The Rhine–Meuse Delta is a tidal delta, shaped not only by the sedimentation of the rivers, but by tidal currents. This meant that high tide formed a serious risk because strong tidal currents could tear huge areas of land into the sea. Before the construction of the Delta Works, tidal influence was palpable up to Nijmegen, today, after the regulatory action of the Delta Works, the tide acts far inland. At the Waal, for example, the most landward tidal influence can be detected between Brakel and Zaltbommel. In the time of Julius Caesar, the "Island of the Batavi" was known to the Romans, its eastern point was the split of the Rhine into the Oude Rijn and the Waal, which at this time were the two main branches of the Rhine. The Waal flowed into the Meuse in the Roman period. Pliny the Elder's Natural History gives a list of tribes living in the "Gaulish islands" within the delta region between different mouths of the Rhine. First he mentions the large island of the Batavians and the Cananefates.
He gives the list of other peoples who he says are stretched out along 100 Roman miles, between the mouths Helinius and Flevus. The Helinius is understood to be the main mouth of the Meuse, where the main water of the southern branch of the Rhine, the Waal discharged.
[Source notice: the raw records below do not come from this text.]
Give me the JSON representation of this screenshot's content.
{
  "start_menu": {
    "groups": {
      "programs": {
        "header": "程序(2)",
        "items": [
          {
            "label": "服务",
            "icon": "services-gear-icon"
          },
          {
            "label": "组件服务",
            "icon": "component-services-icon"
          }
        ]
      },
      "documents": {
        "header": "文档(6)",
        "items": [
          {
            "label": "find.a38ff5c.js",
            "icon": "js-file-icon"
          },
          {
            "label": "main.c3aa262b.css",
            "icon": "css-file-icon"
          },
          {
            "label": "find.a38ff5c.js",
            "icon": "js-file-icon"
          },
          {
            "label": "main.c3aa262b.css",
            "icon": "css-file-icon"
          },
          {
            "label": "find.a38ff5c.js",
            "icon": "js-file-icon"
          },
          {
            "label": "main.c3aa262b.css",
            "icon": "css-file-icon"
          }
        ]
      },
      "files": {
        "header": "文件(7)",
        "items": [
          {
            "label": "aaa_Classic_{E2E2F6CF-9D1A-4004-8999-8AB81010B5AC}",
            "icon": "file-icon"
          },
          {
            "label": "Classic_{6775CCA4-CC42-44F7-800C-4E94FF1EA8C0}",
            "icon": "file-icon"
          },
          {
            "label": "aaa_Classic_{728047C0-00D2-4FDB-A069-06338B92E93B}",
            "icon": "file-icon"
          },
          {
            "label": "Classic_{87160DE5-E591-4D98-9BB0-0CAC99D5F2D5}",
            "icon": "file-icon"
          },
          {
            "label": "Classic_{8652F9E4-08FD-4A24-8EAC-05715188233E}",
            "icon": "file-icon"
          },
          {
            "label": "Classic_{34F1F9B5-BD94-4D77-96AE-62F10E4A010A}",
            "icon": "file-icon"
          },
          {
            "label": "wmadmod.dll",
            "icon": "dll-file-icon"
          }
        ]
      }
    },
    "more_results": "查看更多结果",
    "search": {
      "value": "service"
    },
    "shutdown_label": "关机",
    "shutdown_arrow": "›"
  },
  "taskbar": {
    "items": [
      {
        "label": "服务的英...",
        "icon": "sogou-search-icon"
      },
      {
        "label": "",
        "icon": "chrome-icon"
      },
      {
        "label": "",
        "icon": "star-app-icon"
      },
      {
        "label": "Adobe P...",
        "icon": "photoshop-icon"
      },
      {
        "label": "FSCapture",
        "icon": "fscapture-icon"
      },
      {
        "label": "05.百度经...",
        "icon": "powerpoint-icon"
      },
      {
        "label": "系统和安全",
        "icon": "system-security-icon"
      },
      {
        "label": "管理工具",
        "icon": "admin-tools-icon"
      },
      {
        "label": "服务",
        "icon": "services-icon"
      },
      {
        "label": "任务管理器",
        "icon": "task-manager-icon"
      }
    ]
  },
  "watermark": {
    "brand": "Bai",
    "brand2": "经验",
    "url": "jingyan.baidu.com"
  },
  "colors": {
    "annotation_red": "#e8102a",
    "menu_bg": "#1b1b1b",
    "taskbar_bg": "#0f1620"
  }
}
Flevus was a Roman fortification on the Ocean, north of the more important Old Rhine, mentioned by Tacitus, equated today with Velsen. Although the details are no longer clear, there was sometimes an extension of the Old IJ that came close to the north sea here, but the term Flevo was have used by Pomponius Mela to refer to the fresh water lakes which were in the area of the modern Zuiderzee, which Mela says that the Rhine fed into. So the Rhine mouth mentioned by Pliny might have been a discharge into a lake, or water running to Flevum on the coast may have